TASK REQUIREMENTS
All lines below are to be output exactly as they stand.

THE INPUT
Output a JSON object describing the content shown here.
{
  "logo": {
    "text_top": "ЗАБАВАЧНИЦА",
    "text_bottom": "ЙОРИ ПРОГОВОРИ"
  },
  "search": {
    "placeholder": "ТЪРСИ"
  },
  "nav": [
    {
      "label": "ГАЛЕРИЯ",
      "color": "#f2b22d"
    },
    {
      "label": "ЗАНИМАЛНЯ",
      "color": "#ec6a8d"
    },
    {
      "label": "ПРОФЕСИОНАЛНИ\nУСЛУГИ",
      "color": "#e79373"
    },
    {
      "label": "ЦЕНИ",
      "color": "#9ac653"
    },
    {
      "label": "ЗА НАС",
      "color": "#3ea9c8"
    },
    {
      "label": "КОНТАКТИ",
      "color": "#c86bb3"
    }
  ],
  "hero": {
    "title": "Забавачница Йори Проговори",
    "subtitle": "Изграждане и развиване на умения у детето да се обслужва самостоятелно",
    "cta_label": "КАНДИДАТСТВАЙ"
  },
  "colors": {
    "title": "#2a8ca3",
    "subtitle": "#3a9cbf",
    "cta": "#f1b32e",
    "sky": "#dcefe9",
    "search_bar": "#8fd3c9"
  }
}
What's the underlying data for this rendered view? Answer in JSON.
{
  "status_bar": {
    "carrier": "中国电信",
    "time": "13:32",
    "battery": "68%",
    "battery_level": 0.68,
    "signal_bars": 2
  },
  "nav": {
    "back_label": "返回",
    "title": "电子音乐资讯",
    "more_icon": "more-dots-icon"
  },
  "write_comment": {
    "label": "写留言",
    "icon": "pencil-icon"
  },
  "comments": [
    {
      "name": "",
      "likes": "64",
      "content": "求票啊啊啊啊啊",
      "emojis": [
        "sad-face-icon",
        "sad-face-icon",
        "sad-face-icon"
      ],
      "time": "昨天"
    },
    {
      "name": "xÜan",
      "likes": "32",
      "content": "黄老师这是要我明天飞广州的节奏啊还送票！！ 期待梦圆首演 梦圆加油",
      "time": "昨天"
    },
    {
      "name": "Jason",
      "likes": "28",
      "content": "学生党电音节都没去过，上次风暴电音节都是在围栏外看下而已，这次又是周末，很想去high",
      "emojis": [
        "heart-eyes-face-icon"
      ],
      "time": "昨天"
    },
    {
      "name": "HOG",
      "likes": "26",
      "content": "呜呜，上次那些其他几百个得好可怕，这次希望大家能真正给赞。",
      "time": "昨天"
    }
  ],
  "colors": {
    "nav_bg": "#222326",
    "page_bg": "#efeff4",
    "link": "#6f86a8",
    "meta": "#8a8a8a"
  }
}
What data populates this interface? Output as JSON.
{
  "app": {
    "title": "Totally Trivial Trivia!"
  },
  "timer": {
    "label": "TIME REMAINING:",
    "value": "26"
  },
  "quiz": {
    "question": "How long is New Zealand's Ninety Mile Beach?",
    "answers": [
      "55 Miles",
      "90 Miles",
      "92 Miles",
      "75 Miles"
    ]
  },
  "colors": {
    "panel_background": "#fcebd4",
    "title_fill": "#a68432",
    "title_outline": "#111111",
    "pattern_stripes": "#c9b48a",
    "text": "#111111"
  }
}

SOLUTION
Output a JSON object describing the content shown here.
{
  "logo": {
    "text_top": "ЗАБАВАЧНИЦА",
    "text_bottom": "ЙОРИ ПРОГОВОРИ"
  },
  "search": {
    "placeholder": "ТЪРСИ"
  },
  "nav": [
    {
      "label": "ГАЛЕРИЯ",
      "color": "#f2b22d"
    },
    {
      "label": "ЗАНИМАЛНЯ",
      "color": "#ec6a8d"
    },
    {
      "label": "ПРОФЕСИОНАЛНИ\nУСЛУГИ",
      "color": "#e79373"
    },
    {
      "label": "ЦЕНИ",
      "color": "#9ac653"
    },
    {
      "label": "ЗА НАС",
      "color": "#3ea9c8"
    },
    {
      "label": "КОНТАКТИ",
      "color": "#c86bb3"
    }
  ],
  "hero": {
    "title": "Забавачница Йори Проговори",
    "subtitle": "Изграждане и развиване на умения у детето да се обслужва самостоятелно",
    "cta_label": "КАНДИДАТСТВАЙ"
  },
  "colors": {
    "title": "#2a8ca3",
    "subtitle": "#3a9cbf",
    "cta": "#f1b32e",
    "sky": "#dcefe9",
    "search_bar": "#8fd3c9"
  }
}
What's the underlying data for this rendered view? Answer in JSON.
{
  "status_bar": {
    "carrier": "中国电信",
    "time": "13:32",
    "battery": "68%",
    "battery_level": 0.68,
    "signal_bars": 2
  },
  "nav": {
    "back_label": "返回",
    "title": "电子音乐资讯",
    "more_icon": "more-dots-icon"
  },
  "write_comment": {
    "label": "写留言",
    "icon": "pencil-icon"
  },
  "comments": [
    {
      "name": "",
      "likes": "64",
      "content": "求票啊啊啊啊啊",
      "emojis": [
        "sad-face-icon",
        "sad-face-icon",
        "sad-face-icon"
      ],
      "time": "昨天"
    },
    {
      "name": "xÜan",
      "likes": "32",
      "content": "黄老师这是要我明天飞广州的节奏啊还送票！！ 期待梦圆首演 梦圆加油",
      "time": "昨天"
    },
    {
      "name": "Jason",
      "likes": "28",
      "content": "学生党电音节都没去过，上次风暴电音节都是在围栏外看下而已，这次又是周末，很想去high",
      "emojis": [
        "heart-eyes-face-icon"
      ],
      "time": "昨天"
    },
    {
      "name": "HOG",
      "likes": "26",
      "content": "呜呜，上次那些其他几百个得好可怕，这次希望大家能真正给赞。",
      "time": "昨天"
    }
  ],
  "colors": {
    "nav_bg": "#222326",
    "page_bg": "#efeff4",
    "link": "#6f86a8",
    "meta": "#8a8a8a"
  }
}
What data populates this interface? Output as JSON.
{
  "app": {
    "title": "Totally Trivial Trivia!"
  },
  "timer": {
    "label": "TIME REMAINING:",
    "value": "26"
  },
  "quiz": {
    "question": "How long is New Zealand's Ninety Mile Beach?",
    "answers": [
      "55 Miles",
      "90 Miles",
      "92 Miles",
      "75 Miles"
    ]
  },
  "colors": {
    "panel_background": "#fcebd4",
    "title_fill": "#a68432",
    "title_outline": "#111111",
    "pattern_stripes": "#c9b48a",
    "text": "#111111"
  }
}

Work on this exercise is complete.